Stocks are rarely valued based on the present — investors try to look to the future, and judge a particular stock based on how they think that particular company will perform. That’s why social network stocks have little revenue and negative profitability are valued so (relatively) high — investors are betting the hot startup will (eventually) run a financially sound business.
And that’s why General Electric’s (GE) stock is surging after 5 weeks of trading in 2019.
After a terrible 2018, GE is giving investors hope for the future. The company has undertaken a serious restructuring plan by spinning off or selling non-core segments, in an effort to improve its financial wellbeing after its Capital unit sent the company into disarray. The stock is up about 50% from its 2018-low, as investors think GE is finally righting the ship. Gabelli analyst Justin Bergner agrees with this sentiment, as he maintains his Buy rating on the conglomerate. (To watch Bergner’s track record, click here)
Bergner says, “GE’s stock rallied despite continuing problems in power plaguing 4Q, the potential outlook, and cash flow.” He pointed to a “better than expected finish to 2018 FCF” but was most impressed by the alleviation of “liquidity, liability, and aviation concerns…[which allowed] the stock to begin to close its discount to asset value notwithstanding the sizable continuing problems in power.”
Liquidity is on many investors’ minds when talking about GE, as the company is working to divest itself from non-core segments. The analyst says that GE is able to generate “north of $50B of liquidity for industrial” by using “use the ~$6B of proceeds from Wabtec (cash and stock), a near 50% monetization of healthcare (we see cash of ~$20B plus $18B of assumed debt/pension), and…$12.5B mark-to-market value of BHGE.”

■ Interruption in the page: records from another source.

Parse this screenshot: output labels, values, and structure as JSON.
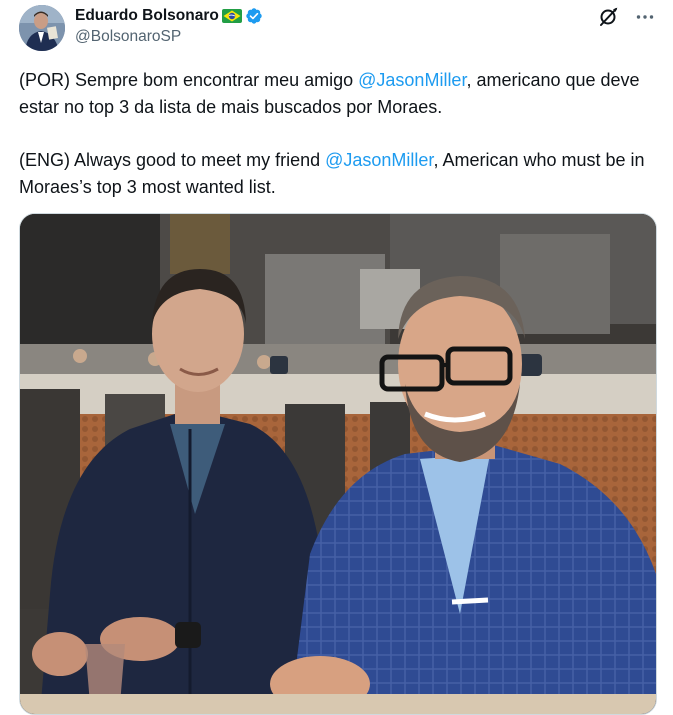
{
  "author": {
    "display_name": "Eduardo Bolsonaro",
    "handle": "@BolsonaroSP",
    "flag_icon": "brazil-flag-icon",
    "verified_icon": "verified-badge-icon"
  },
  "actions": {
    "grok_icon": "grok-icon",
    "more_icon": "more-options-icon"
  },
  "post": {
    "por": {
      "before": "(POR) Sempre bom encontrar meu amigo ",
      "mention": "@JasonMiller",
      "after": ", americano que deve estar no top 3 da lista de mais buscados por Moraes."
    },
    "eng": {
      "before": "(ENG) Always good to meet my friend ",
      "mention": "@JasonMiller",
      "after": ", American who must be in Moraes’s top 3 most wanted list."
    }
  },
  "colors": {
    "text": "#0f1419",
    "secondary": "#536471",
    "link": "#1d9bf0",
    "verified": "#1d9bf0"
  }
}
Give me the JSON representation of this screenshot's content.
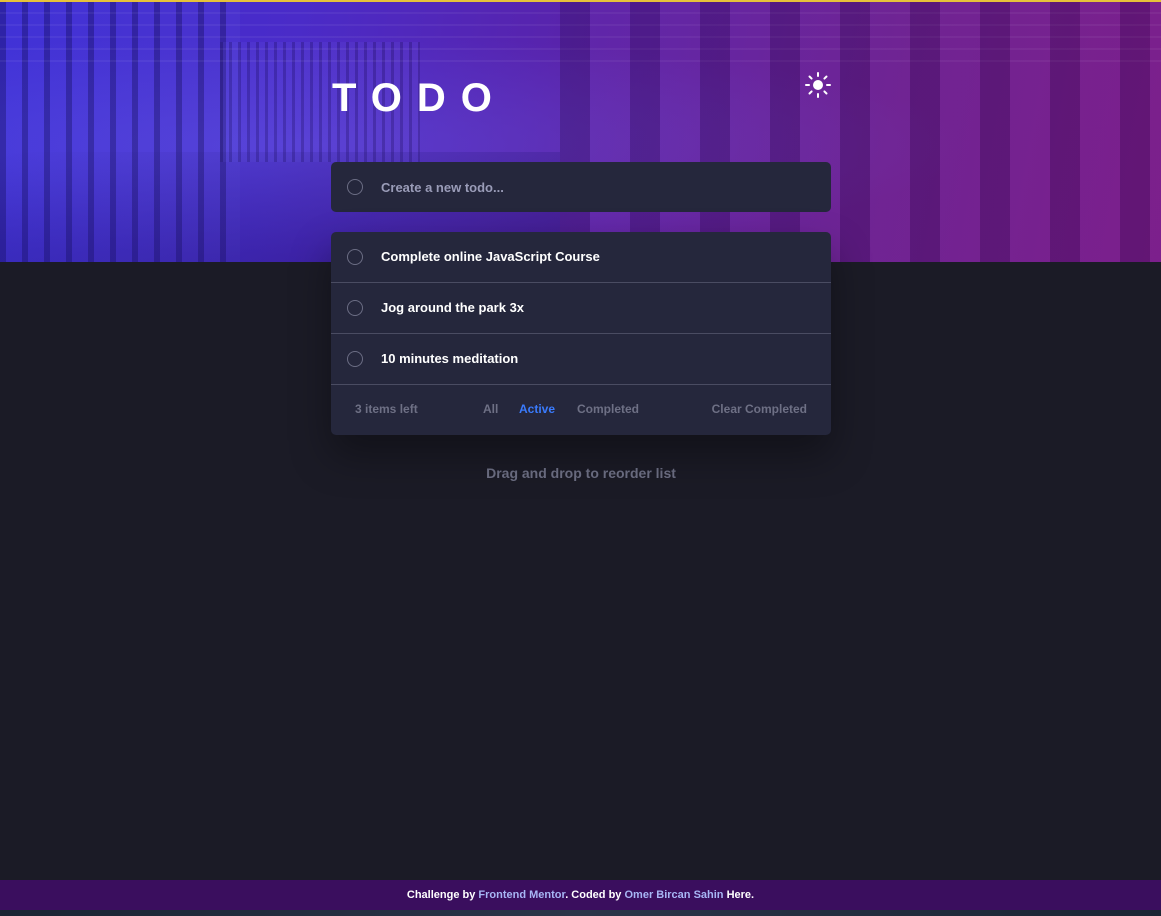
{
  "app": {
    "title": "TODO",
    "theme_toggle_icon": "sun-icon"
  },
  "new_todo": {
    "placeholder": "Create a new todo..."
  },
  "todos": [
    {
      "label": "Complete online JavaScript Course",
      "completed": false
    },
    {
      "label": "Jog around the park 3x",
      "completed": false
    },
    {
      "label": "10 minutes meditation",
      "completed": false
    }
  ],
  "footer": {
    "items_left": "3 items left",
    "filters": {
      "all": "All",
      "active": "Active",
      "completed": "Completed"
    },
    "selected_filter": "Active",
    "clear_completed": "Clear Completed"
  },
  "hint": "Drag and drop to reorder list",
  "attribution": {
    "prefix": "Challenge by",
    "challenge_link": "Frontend Mentor",
    "middle": ". Coded by",
    "author_link": "Omer Bircan Sahin",
    "suffix": "Here."
  },
  "colors": {
    "accent": "#3a7bfd",
    "card": "#25273c",
    "background": "#181824",
    "attribution_bar": "#3a0e5e"
  }
}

Bergner also commends new CEO Larry Culp, saying he “is taking decisive action to improve liquidity and implement operational discipline in power.” The analyst continues, saying he sees “$12 ps of value in high quality aviation and HC in 2019 post-debt, pension, and other liabilities, and $3 ps from the public proxies for oil & gas and transportation, with $2 ps from power and renewables for our unchanged $17 2019 PMV, which grows to $21 in 2021 as power turns cash flow positive.” Among the “catalysts to reduce GE’s discount to PMV” include “power stabilization, HC liquidity, and clarification on GECS liabilities.”
Even after a horrid 2018, Wall Street is a relatively optimistic on GE. Based on TipRanks analysis of 17 Wall Street analysts there is a Moderate Buy consensus. Of the 17, eight analysts recommend Buy, eight recommend Hold and only one says Sell. There is a $10.36 average price target on the stock, representing a 3% rise from its current level. (See GE’s price targets and analyst ratings on TipRanks)